Does it pay to be nice? Yes, it does. And we're not just talking about that warm fuzzy feeling inside, it pays in evolutionary terms of genetic success too. We talk to Martin Nowak about how the mathematics of evolution prove that being nice is unavoidable.
It does pay to be nice if you repeatedly deal with the same person. Martin Nowak explains why cooperation also wins in matters of reputation, neighbourliness and family. But can evolutionary game theory save the world?
One of the most puzzling aspects of human behaviour is cooperation, in situations where backstabbing and selfishness would seem to be more rewarding. From the point of view of evolutionary theory, the very existence of altruism and cooperation appear mysterious.
Here's a simple game at which a human can out-fox even the cleverest algorithm.
We start the party by delving into the fascinating world of game theory.
Game theory suggests that sharing vaccine doses might give a selfish, as well as moral, advantage.
Acknowledging that life is going to go on for a little while yet throws a different light on how we make decisions in a crisis.
The Nevanlinna prize winner Constantinos Daskalakis explains why equilibrium may be unattainable and why it's good to be constructive.
Daskalakis tells us about the work he is being honoured for, which involves complexity theory, game theory, online dating and traffic jams.
Why do most of us stick to social rules? Game theory offers an explanation.

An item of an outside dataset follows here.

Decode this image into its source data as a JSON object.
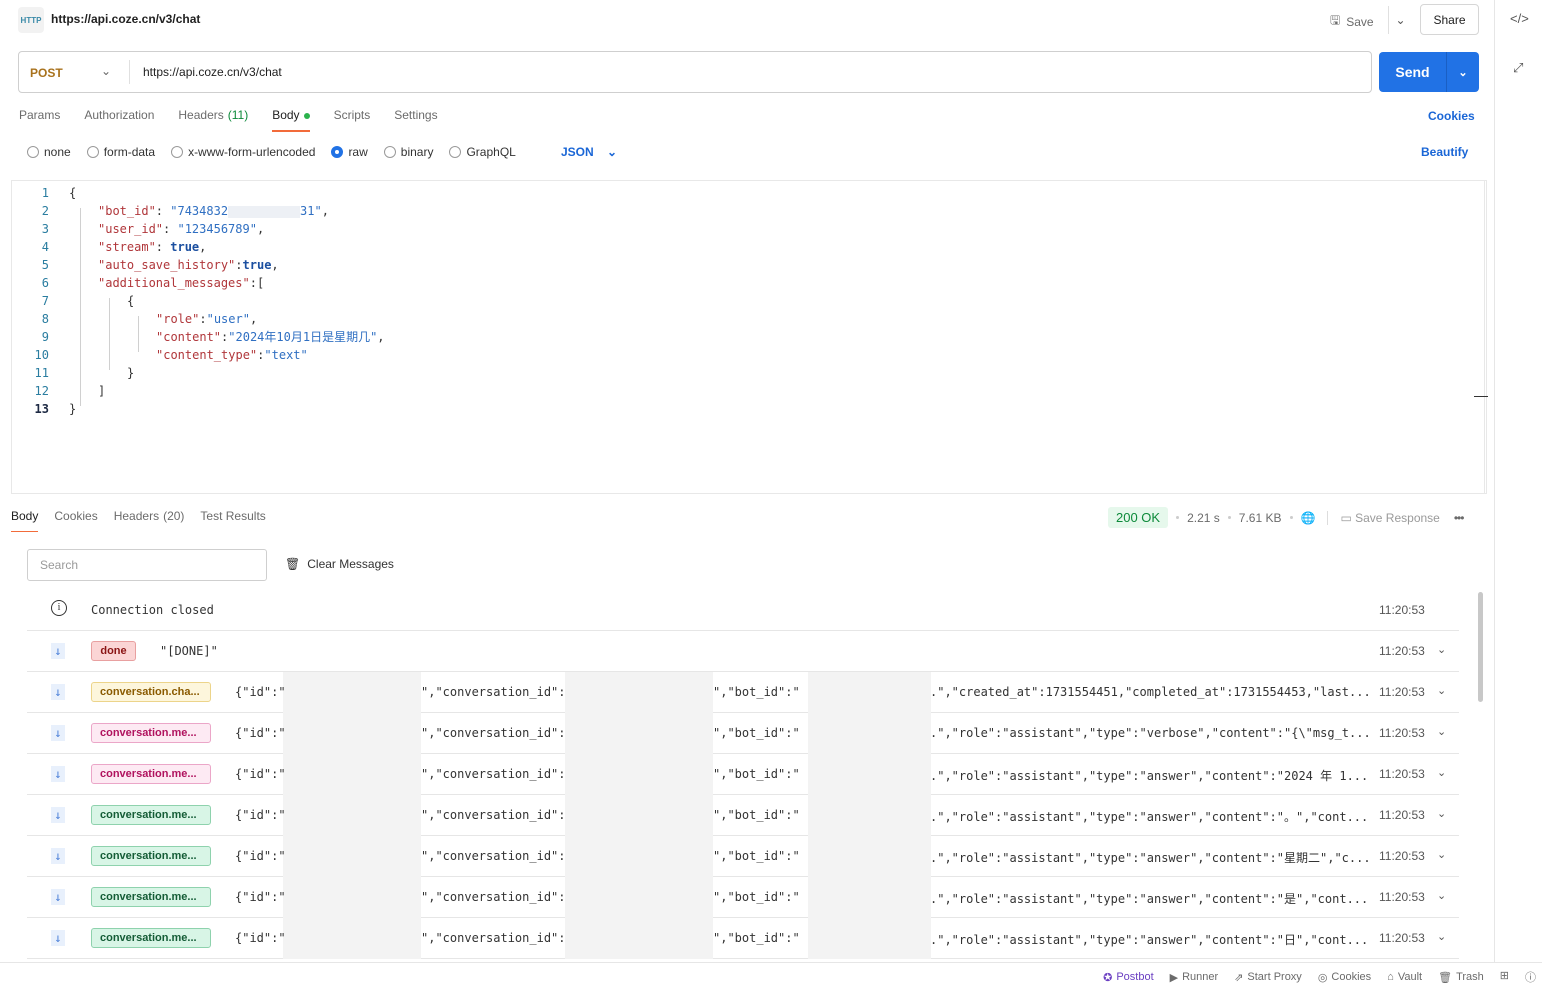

Whatever you think of Donald Trump, we bet you didn't think he was good at game theory.